Retype all of the entries precisely.

Available data:
- Opening Delimiter -

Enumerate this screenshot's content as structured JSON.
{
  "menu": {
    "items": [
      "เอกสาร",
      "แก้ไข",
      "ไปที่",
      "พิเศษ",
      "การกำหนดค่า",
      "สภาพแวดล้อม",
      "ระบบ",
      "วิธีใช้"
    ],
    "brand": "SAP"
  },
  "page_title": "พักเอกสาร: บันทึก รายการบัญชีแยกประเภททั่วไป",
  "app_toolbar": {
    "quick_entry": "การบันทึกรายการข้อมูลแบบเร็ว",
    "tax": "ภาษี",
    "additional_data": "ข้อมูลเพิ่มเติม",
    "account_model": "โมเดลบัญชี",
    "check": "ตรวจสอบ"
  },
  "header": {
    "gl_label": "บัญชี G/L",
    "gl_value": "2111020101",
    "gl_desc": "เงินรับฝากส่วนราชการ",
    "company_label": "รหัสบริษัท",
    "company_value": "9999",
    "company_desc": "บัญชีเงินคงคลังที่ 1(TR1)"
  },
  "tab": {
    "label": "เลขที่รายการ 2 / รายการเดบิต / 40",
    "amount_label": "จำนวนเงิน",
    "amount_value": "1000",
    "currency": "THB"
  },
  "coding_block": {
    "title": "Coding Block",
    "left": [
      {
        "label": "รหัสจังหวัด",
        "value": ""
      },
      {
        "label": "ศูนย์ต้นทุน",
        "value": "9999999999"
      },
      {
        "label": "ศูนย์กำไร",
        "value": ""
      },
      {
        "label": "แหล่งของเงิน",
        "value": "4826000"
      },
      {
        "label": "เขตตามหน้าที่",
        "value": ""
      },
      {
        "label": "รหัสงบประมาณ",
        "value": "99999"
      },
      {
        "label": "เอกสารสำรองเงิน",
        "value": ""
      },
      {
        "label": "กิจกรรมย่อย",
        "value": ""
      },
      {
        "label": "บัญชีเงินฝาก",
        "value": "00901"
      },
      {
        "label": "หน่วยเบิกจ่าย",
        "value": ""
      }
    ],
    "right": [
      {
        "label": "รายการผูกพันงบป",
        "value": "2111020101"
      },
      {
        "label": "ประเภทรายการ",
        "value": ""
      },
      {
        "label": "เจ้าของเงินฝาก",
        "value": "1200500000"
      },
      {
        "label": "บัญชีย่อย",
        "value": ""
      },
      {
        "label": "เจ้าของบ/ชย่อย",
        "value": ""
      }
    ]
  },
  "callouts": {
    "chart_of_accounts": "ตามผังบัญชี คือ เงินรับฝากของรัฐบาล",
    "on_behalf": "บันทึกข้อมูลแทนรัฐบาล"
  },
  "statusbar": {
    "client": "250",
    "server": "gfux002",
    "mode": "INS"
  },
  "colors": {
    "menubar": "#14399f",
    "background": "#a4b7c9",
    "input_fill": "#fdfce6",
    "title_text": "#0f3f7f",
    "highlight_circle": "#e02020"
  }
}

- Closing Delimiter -

Solution to the exercise:
Enumerate this screenshot's content as structured JSON.
{
  "menu": {
    "items": [
      "เอกสาร",
      "แก้ไข",
      "ไปที่",
      "พิเศษ",
      "การกำหนดค่า",
      "สภาพแวดล้อม",
      "ระบบ",
      "วิธีใช้"
    ],
    "brand": "SAP"
  },
  "page_title": "พักเอกสาร: บันทึก รายการบัญชีแยกประเภททั่วไป",
  "app_toolbar": {
    "quick_entry": "การบันทึกรายการข้อมูลแบบเร็ว",
    "tax": "ภาษี",
    "additional_data": "ข้อมูลเพิ่มเติม",
    "account_model": "โมเดลบัญชี",
    "check": "ตรวจสอบ"
  },
  "header": {
    "gl_label": "บัญชี G/L",
    "gl_value": "2111020101",
    "gl_desc": "เงินรับฝากส่วนราชการ",
    "company_label": "รหัสบริษัท",
    "company_value": "9999",
    "company_desc": "บัญชีเงินคงคลังที่ 1(TR1)"
  },
  "tab": {
    "label": "เลขที่รายการ 2 / รายการเดบิต / 40",
    "amount_label": "จำนวนเงิน",
    "amount_value": "1000",
    "currency": "THB"
  },
  "coding_block": {
    "title": "Coding Block",
    "left": [
      {
        "label": "รหัสจังหวัด",
        "value": ""
      },
      {
        "label": "ศูนย์ต้นทุน",
        "value": "9999999999"
      },
      {
        "label": "ศูนย์กำไร",
        "value": ""
      },
      {
        "label": "แหล่งของเงิน",
        "value": "4826000"
      },
      {
        "label": "เขตตามหน้าที่",
        "value": ""
      },
      {
        "label": "รหัสงบประมาณ",
        "value": "99999"
      },
      {
        "label": "เอกสารสำรองเงิน",
        "value": ""
      },
      {
        "label": "กิจกรรมย่อย",
        "value": ""
      },
      {
        "label": "บัญชีเงินฝาก",
        "value": "00901"
      },
      {
        "label": "หน่วยเบิกจ่าย",
        "value": ""
      }
    ],
    "right": [
      {
        "label": "รายการผูกพันงบป",
        "value": "2111020101"
      },
      {
        "label": "ประเภทรายการ",
        "value": ""
      },
      {
        "label": "เจ้าของเงินฝาก",
        "value": "1200500000"
      },
      {
        "label": "บัญชีย่อย",
        "value": ""
      },
      {
        "label": "เจ้าของบ/ชย่อย",
        "value": ""
      }
    ]
  },
  "callouts": {
    "chart_of_accounts": "ตามผังบัญชี คือ เงินรับฝากของรัฐบาล",
    "on_behalf": "บันทึกข้อมูลแทนรัฐบาล"
  },
  "statusbar": {
    "client": "250",
    "server": "gfux002",
    "mode": "INS"
  },
  "colors": {
    "menubar": "#14399f",
    "background": "#a4b7c9",
    "input_fill": "#fdfce6",
    "title_text": "#0f3f7f",
    "highlight_circle": "#e02020"
  }
}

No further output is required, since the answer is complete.